> [Problem] The records below must be output exactly, with no images carried over.

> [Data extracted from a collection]
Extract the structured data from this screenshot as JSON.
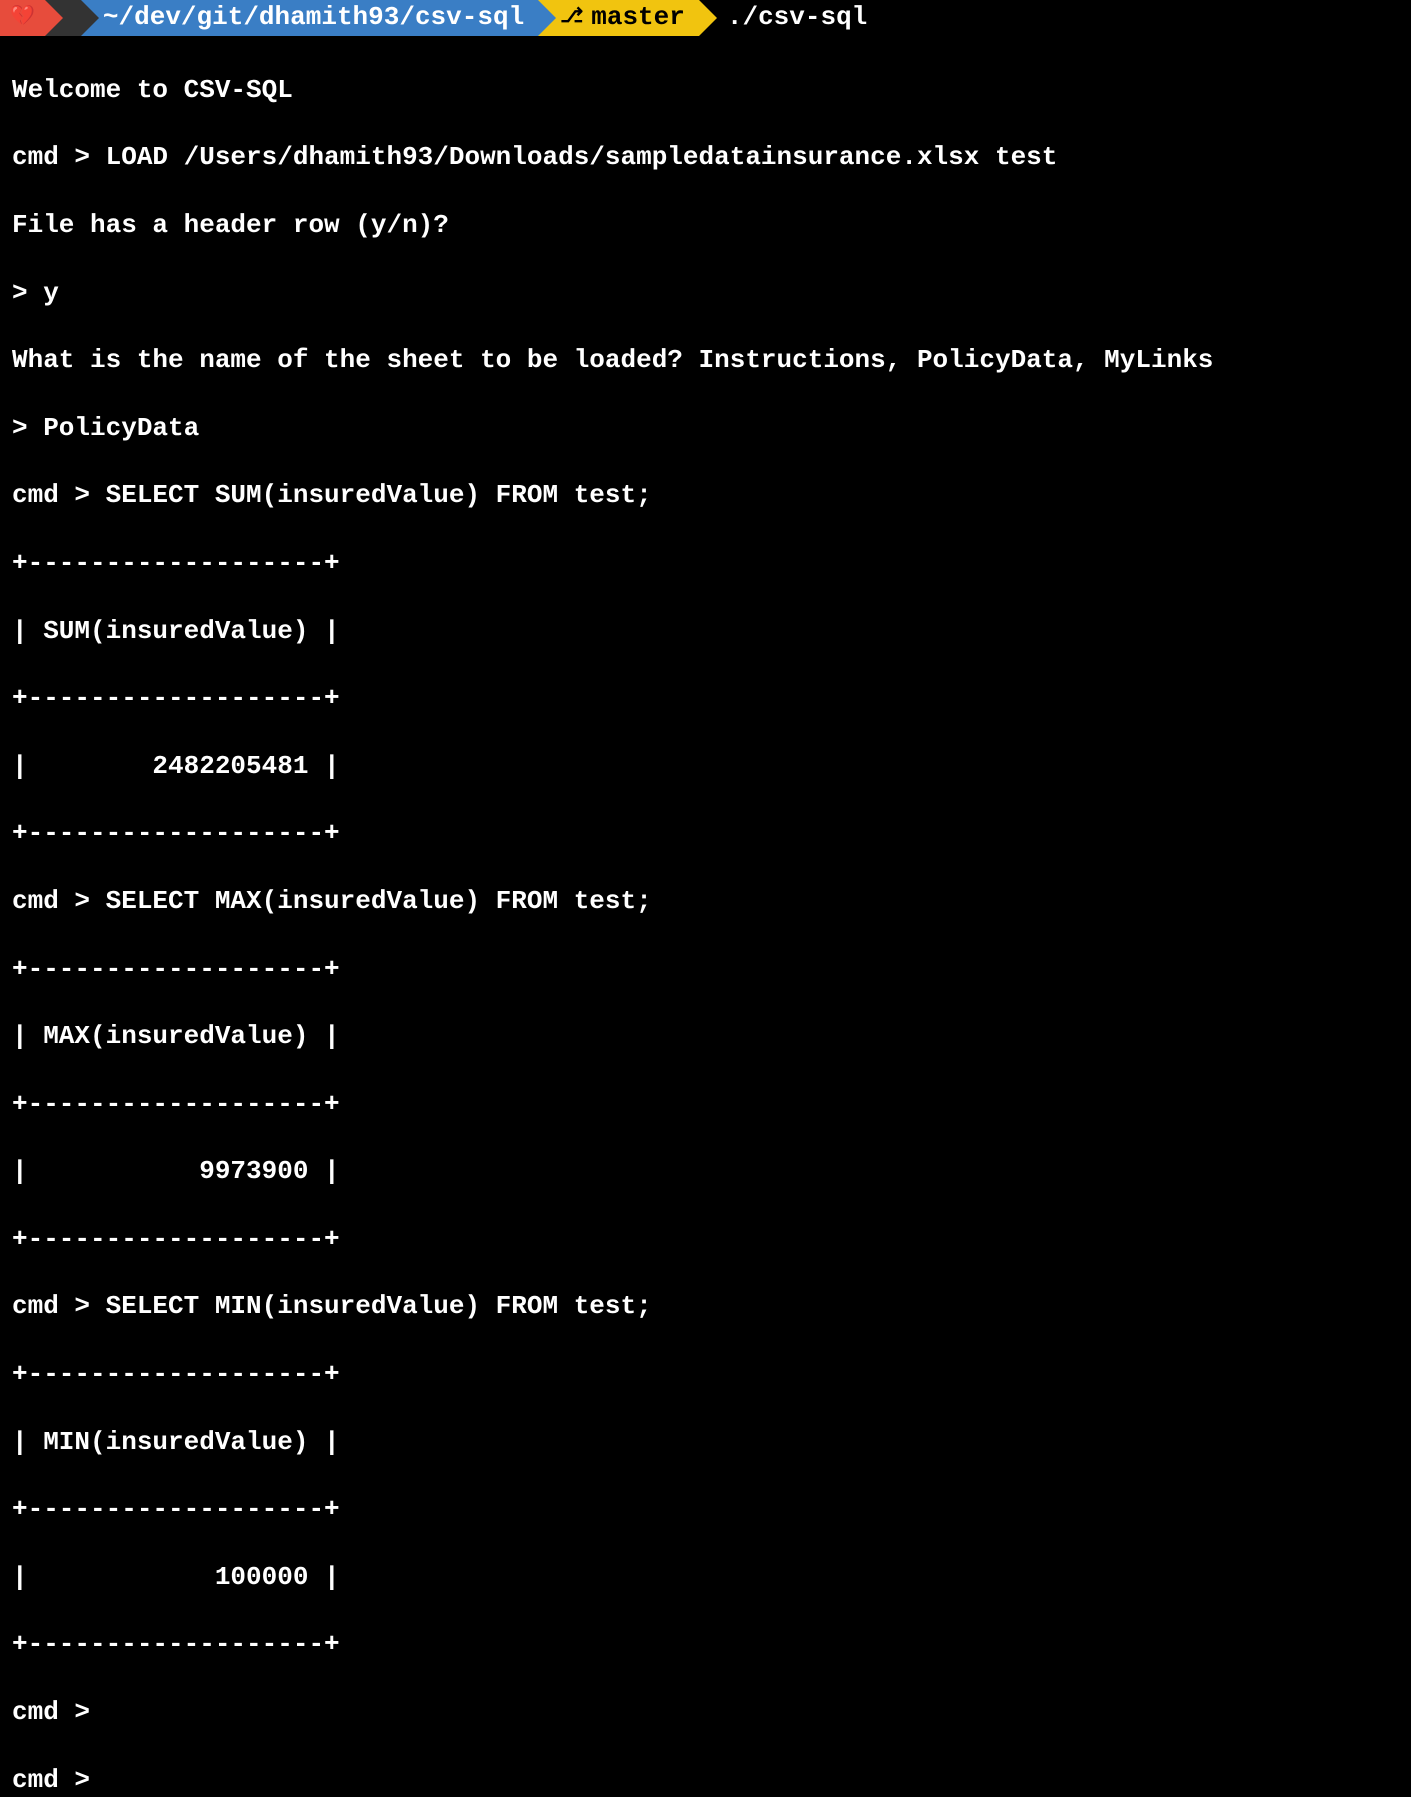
{
  "prompt": {
    "heart_icon": "💔",
    "apple_icon": "",
    "path": "~/dev/git/dhamith93/csv-sql",
    "branch_icon": "⎇",
    "branch": "master",
    "command": "./csv-sql"
  },
  "session": {
    "welcome": "Welcome to CSV-SQL",
    "load_cmd": "cmd > LOAD /Users/dhamith93/Downloads/sampledatainsurance.xlsx test",
    "header_prompt": "File has a header row (y/n)?",
    "header_answer": "> y",
    "sheet_prompt": "What is the name of the sheet to be loaded? Instructions, PolicyData, MyLinks",
    "sheet_answer": "> PolicyData",
    "queries": [
      {
        "cmd": "cmd > SELECT SUM(insuredValue) FROM test;",
        "border": "+-------------------+",
        "header": "| SUM(insuredValue) |",
        "value": "|        2482205481 |"
      },
      {
        "cmd": "cmd > SELECT MAX(insuredValue) FROM test;",
        "border": "+-------------------+",
        "header": "| MAX(insuredValue) |",
        "value": "|           9973900 |"
      },
      {
        "cmd": "cmd > SELECT MIN(insuredValue) FROM test;",
        "border": "+-------------------+",
        "header": "| MIN(insuredValue) |",
        "value": "|            100000 |"
      }
    ],
    "empty_prompt1": "cmd >",
    "empty_prompt2": "cmd > "
  }
}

> [Answer to this problem]
Extract the structured data from this screenshot as JSON.
{
  "prompt": {
    "heart_icon": "💔",
    "apple_icon": "",
    "path": "~/dev/git/dhamith93/csv-sql",
    "branch_icon": "⎇",
    "branch": "master",
    "command": "./csv-sql"
  },
  "session": {
    "welcome": "Welcome to CSV-SQL",
    "load_cmd": "cmd > LOAD /Users/dhamith93/Downloads/sampledatainsurance.xlsx test",
    "header_prompt": "File has a header row (y/n)?",
    "header_answer": "> y",
    "sheet_prompt": "What is the name of the sheet to be loaded? Instructions, PolicyData, MyLinks",
    "sheet_answer": "> PolicyData",
    "queries": [
      {
        "cmd": "cmd > SELECT SUM(insuredValue) FROM test;",
        "border": "+-------------------+",
        "header": "| SUM(insuredValue) |",
        "value": "|        2482205481 |"
      },
      {
        "cmd": "cmd > SELECT MAX(insuredValue) FROM test;",
        "border": "+-------------------+",
        "header": "| MAX(insuredValue) |",
        "value": "|           9973900 |"
      },
      {
        "cmd": "cmd > SELECT MIN(insuredValue) FROM test;",
        "border": "+-------------------+",
        "header": "| MIN(insuredValue) |",
        "value": "|            100000 |"
      }
    ],
    "empty_prompt1": "cmd >",
    "empty_prompt2": "cmd > "
  }
}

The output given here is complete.